The task
Whenever a line of the data below holds the string "shirt", copy that line.

++++++++++

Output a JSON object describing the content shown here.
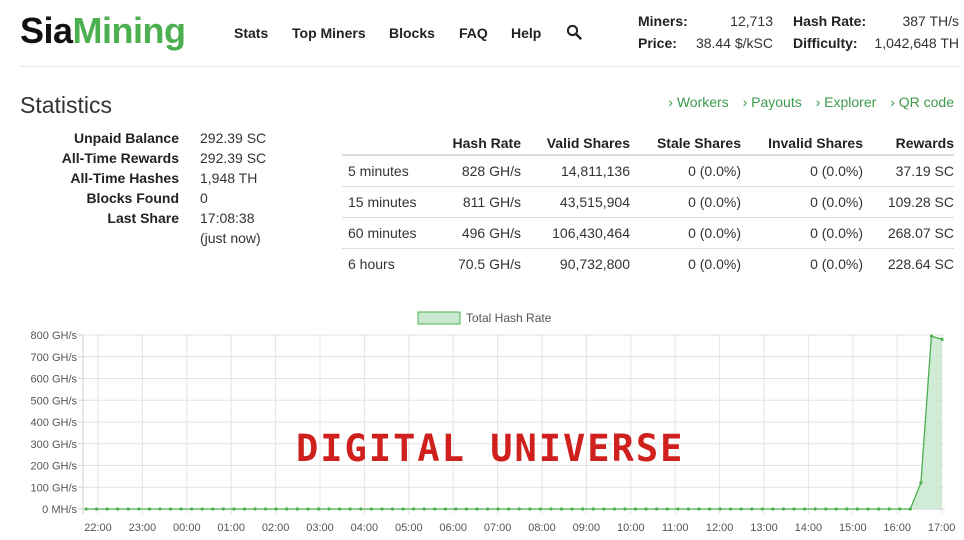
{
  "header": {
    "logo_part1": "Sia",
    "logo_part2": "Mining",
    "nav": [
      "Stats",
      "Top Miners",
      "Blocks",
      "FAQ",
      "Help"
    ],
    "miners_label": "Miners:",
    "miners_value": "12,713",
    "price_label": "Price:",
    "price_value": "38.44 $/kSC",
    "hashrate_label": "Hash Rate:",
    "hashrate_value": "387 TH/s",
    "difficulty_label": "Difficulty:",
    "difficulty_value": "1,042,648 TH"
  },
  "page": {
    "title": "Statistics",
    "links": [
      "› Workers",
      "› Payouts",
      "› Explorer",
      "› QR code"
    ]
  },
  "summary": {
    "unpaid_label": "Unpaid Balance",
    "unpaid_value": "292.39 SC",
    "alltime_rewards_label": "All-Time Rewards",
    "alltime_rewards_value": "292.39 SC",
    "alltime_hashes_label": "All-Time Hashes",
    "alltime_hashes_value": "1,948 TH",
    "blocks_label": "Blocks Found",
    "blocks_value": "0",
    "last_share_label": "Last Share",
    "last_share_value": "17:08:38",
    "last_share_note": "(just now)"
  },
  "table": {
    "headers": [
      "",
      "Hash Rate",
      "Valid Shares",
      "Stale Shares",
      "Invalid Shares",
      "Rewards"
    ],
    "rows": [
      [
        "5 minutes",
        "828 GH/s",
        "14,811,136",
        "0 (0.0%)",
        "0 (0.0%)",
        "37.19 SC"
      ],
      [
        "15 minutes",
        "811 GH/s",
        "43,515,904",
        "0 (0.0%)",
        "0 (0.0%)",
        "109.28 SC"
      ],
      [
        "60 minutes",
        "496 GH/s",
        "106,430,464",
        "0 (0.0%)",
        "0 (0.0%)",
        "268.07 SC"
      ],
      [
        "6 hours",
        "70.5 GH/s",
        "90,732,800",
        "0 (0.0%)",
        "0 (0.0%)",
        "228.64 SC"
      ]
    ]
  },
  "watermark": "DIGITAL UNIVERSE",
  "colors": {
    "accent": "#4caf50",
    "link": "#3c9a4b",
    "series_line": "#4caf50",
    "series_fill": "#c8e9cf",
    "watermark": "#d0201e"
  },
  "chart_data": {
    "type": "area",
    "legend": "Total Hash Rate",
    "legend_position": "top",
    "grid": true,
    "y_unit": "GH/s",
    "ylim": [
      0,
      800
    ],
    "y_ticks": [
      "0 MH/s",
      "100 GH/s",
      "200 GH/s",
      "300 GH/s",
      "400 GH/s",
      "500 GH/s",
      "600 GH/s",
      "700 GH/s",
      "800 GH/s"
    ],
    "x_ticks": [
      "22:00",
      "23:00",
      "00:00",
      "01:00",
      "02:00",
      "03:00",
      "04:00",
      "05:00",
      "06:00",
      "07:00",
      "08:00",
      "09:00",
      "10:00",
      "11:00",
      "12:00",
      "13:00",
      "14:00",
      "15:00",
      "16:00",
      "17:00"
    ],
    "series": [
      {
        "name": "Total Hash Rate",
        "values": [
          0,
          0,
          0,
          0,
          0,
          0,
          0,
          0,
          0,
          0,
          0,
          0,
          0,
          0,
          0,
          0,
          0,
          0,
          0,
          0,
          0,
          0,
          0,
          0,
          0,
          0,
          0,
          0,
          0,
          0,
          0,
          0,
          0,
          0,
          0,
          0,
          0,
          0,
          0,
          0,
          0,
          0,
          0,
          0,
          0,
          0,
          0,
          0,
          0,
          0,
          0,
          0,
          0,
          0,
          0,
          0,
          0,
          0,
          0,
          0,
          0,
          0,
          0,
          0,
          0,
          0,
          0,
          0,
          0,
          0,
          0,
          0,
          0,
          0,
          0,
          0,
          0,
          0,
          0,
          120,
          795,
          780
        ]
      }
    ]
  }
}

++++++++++

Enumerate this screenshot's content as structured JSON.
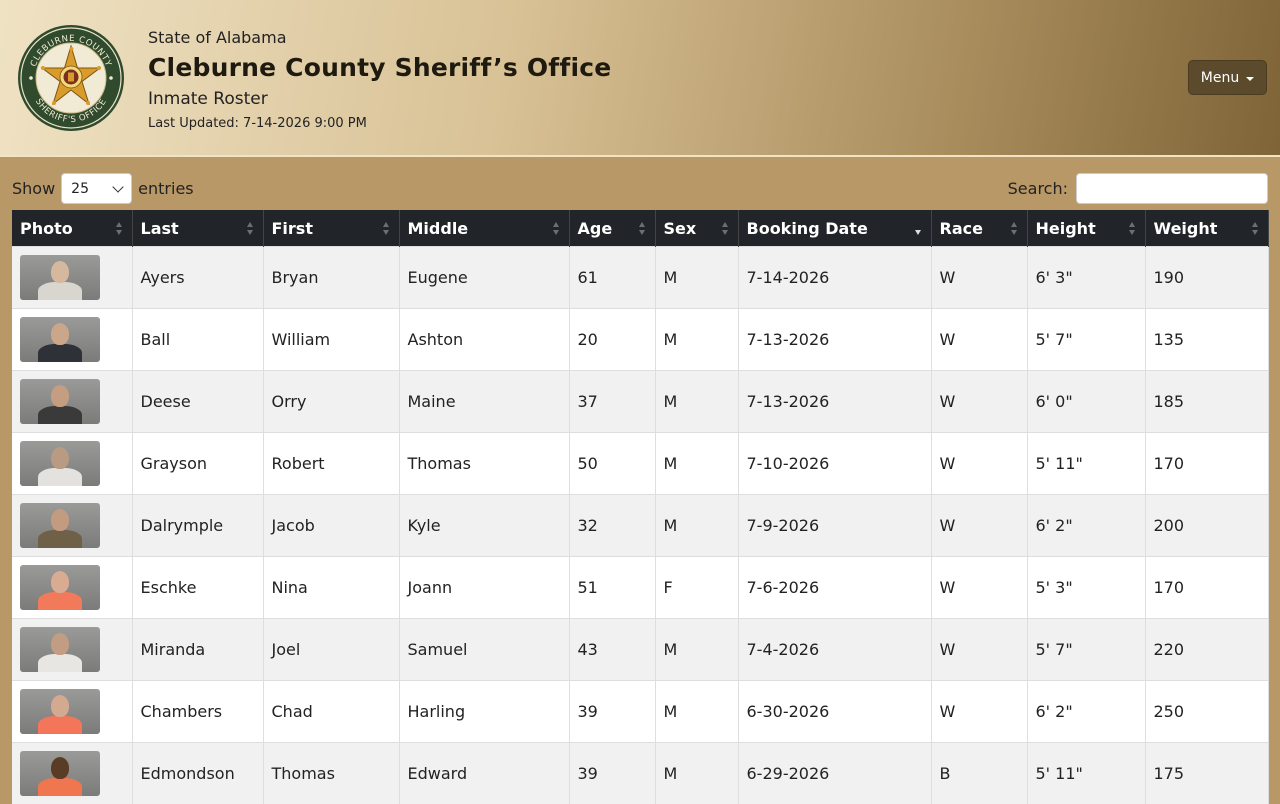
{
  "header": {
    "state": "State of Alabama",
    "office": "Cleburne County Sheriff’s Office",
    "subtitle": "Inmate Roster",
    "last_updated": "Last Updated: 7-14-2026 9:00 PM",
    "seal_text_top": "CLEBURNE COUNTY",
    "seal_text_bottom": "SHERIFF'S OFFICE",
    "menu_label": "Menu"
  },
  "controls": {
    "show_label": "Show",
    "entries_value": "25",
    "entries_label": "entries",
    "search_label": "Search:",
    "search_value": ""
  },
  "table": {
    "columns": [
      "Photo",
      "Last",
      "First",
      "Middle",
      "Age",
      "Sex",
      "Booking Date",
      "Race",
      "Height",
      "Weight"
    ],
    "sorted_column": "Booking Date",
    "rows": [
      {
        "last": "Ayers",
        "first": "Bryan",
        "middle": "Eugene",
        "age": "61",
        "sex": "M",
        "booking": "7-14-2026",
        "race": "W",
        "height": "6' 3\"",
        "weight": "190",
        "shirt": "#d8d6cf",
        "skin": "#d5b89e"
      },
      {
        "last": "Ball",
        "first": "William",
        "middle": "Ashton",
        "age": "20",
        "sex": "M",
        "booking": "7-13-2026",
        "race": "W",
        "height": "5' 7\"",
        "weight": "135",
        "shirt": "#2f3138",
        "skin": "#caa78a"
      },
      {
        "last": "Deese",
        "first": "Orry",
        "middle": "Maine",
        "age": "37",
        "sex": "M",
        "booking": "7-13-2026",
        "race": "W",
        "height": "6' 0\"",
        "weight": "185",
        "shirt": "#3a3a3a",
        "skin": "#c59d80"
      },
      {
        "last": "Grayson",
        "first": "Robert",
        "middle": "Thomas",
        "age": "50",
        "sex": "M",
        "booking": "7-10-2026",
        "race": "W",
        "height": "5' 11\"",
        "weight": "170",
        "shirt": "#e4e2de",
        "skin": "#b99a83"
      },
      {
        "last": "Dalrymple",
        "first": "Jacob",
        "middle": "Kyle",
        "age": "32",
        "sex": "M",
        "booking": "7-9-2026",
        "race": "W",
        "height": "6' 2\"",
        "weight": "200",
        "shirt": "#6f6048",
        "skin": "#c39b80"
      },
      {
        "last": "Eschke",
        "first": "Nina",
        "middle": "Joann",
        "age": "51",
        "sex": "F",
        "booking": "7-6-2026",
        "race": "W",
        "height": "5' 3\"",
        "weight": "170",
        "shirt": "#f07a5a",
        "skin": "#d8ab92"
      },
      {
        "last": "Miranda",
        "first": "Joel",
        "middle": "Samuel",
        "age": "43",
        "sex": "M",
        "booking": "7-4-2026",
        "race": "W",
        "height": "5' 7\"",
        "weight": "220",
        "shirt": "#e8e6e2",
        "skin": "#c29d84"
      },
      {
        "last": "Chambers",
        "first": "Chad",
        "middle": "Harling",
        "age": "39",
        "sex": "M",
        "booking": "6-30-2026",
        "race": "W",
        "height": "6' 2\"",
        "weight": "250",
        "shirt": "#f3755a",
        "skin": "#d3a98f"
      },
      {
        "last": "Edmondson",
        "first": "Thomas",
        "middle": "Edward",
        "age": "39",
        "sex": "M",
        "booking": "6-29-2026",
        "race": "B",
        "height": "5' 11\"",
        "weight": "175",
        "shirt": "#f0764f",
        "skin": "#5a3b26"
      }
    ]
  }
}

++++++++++

Solution to the exercise
        "shirt": "#d8d6cf",
        "shirt": "#2f3138",
        "shirt": "#3a3a3a",
        "shirt": "#e4e2de",
        "shirt": "#6f6048",
        "shirt": "#f07a5a",
        "shirt": "#e8e6e2",
        "shirt": "#f3755a",
        "shirt": "#f0764f",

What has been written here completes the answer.